If you’re going to rob a store and assault the people outside of it, make sure you aren’t doing it in front of someone who’s well-versed in jiu-jitsu. And definitely make sure you’re not doing it in front of two people who are good at jiu-jitsu.
That’s the mistake one man made in San Jose, Costa Rica last week when he reportedly decided to hold up a supermarket with a gun. Spanish-language BJJ outlet Pasando Guardia reports that after exiting the supermarket, the man tried to assault people standing outside, at one point threatening a woman with a knife. It was then that Herminio and Angel Mora (a 30-year-old brown belt and 27-year-old purple belt in BJJ, respectively) decided to act.
The brothers, who train at Mauro Sergio BJJ, told Pasando Guardia that one of them went for the rear naked choke while the other went for the hand that was holding the gun. They were able to wrestle the man to the ground and submit him. They said that the police took a long time to arrive at the scene and even told the brothers that they could put the handcuffs on the suspect, which the brothers saw as a “lack of preparation” on the police’s part.

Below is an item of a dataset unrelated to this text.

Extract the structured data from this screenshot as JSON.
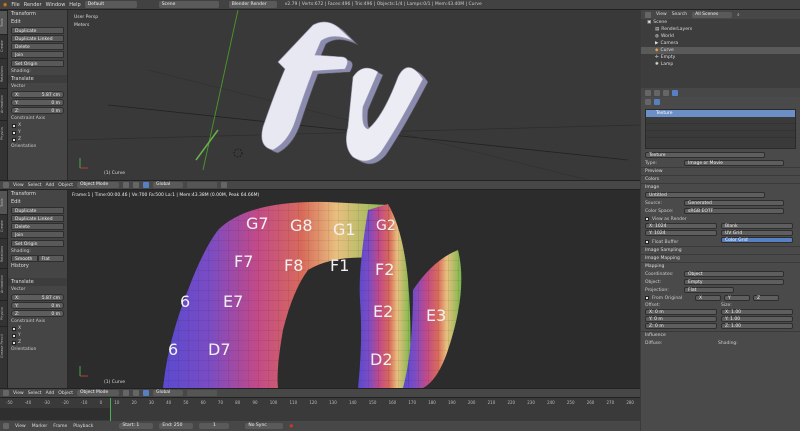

Herminio told the Jiu-Jitsu Times that he believes the police force in Costa Rica isn’t properly trained to submit suspects in the street. “Here, the government doesn’t give [police officers] resources for self-defense or any other class. They put them on the streets and that’s it, without knowing anything… [Law enforcement officers] should learn martial arts, definitely.”
This was the first situation in which the Mora brothers had to use their martial arts knowledge outside of a training setting, but their time spent training (plus the fact that they were able to team up) served them well. Herminio says that he’s been training in martial arts for twenty years, starting off with judo (in which he is now a black belt) and eventually moving to jiu-jitsu. Angel, for his part, has four years of BJJ experience.
Although Costa Rica is a small country, the BJJ scene has been growing exponentially over the years. Particularly near the country’s capital of San Jose, multiple academies led by established black belts have helped the sport thrive.